The Ministry of Education spokesperson, however, said that the ministry had already introduced a seven-point plan to respond to this crisis.

The four organizations - World Vision, Kampuchea Action to Promote Education (KAPE), NGO Education Partnership (NEP) and CARE Cambodia also held a workshop on July 14 about “addressing loss of studies through additional training in Cambodia” to encourage all relevant partners to respond to this aspect of the Covid-19 crisis in Cambodia.

Their press release said that over the two years of the pandemic the government had shut down in-person schooling and operated remotely in Cambodia for longer than any other country in the region, adding up to more than half of each of two academic school years in 2020-2021.

“At that time, there were activities supporting students to help them to continue their studies during the closures, but they still faced challenges. Distance learning proved less effective, leading to gaps in studies at all levels.

"Similarly to Thailand, Cambodia is facing a crisis of children missing out on large portions of their studies. It will continue affecting students’ lives and the development of the nation in the future if no solution is found,” press release said.

Var Sorin, World Vision's education programme manager, said that this new challenge must be addressed now.

“We've identified the problem of gaps in the children’s studies. But through the implementation of pilot training projects in some communities we've seen that children are able to catch-up with their studies to get back to where they were before the schools were closed.

"To support the students, we need to mobilise them and we need the participation of all relevant partners, especially the Ministry of Education, development partners and civil society organizations,” he said.

After the schools were reopened late in 2019, the government undertook several measures to support the training of children and address the gaps in their studies by developing a condensed curriculum for students in grades 2-6.

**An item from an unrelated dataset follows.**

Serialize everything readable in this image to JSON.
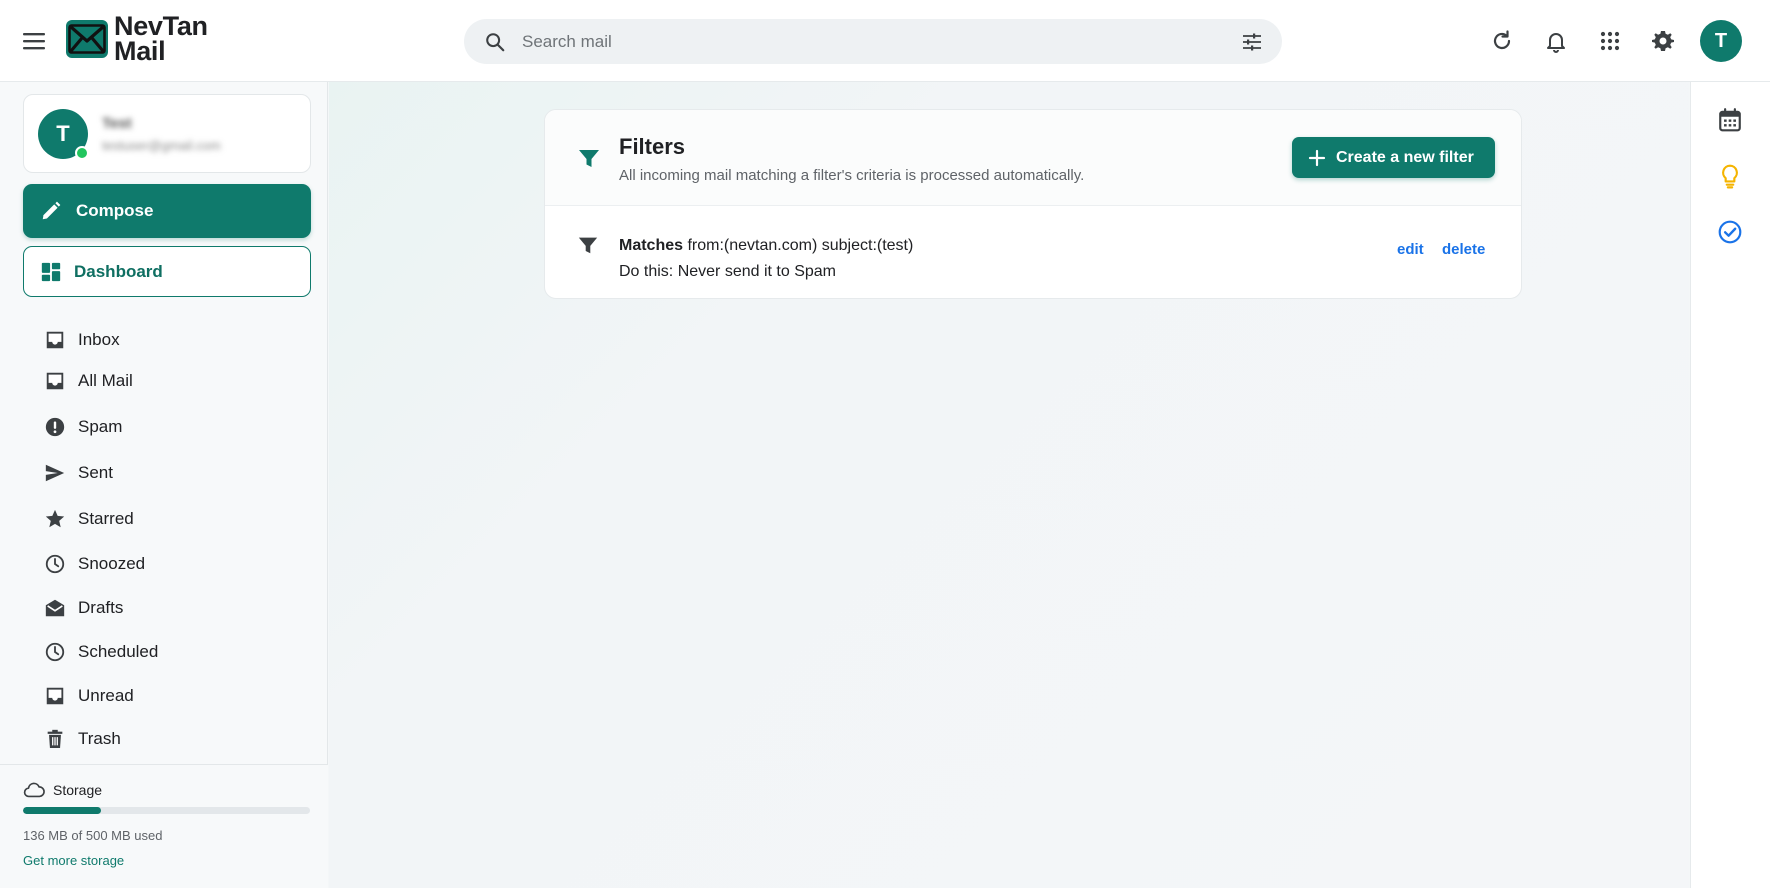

However, the CSOs said that the implementation of these measures still faced many challenges, including limited resources at schools in remote areas and teachers’ capacities to adapt to the new material.

Phan Bunnat, coordinator at KAPE, said that over half of Cambodian children have not yet caught up with the curriculum to reach the point in their studies they should be at normally.

“We must have an emergency coordinated response to the schools’ needs for more training. Not only to respond to the Covid-19 school closures over the long term, but also we must create support for more training until the situation returns to normal,” he said.

Vera Ushurova, coordinator at NEP, recommended that the education ministry continue to push for operations at schools and implement digital education reforms and improvements.

“However, we must not forget poor and needy students and we must ensure that we introduce measures to reduce drop-out rates, especially in remote and poor areas. And we must consider incorporating knowledge of technology in our annual student and teacher assessments and strengthen the capacities of teachers and school management to solve this study crisis,” she said.

Education ministry spokesman Ros Soveacha said on July 13 that the ministry had already introduced a seven-point plan to respond to the crisis which acknowledged that the pandemic had disrupted the education sector in Cambodia involving some 3.2 million students.

“We introduced this plan to solve the problem of the loss of studies and increase the results of studies at the primary level. Schools can use and choose one possible action or more in-line with the practical situation, context, financial resources, resources of teachers and material resources of the schools themselves to achieve a post-pandemic studies recovery,” he said.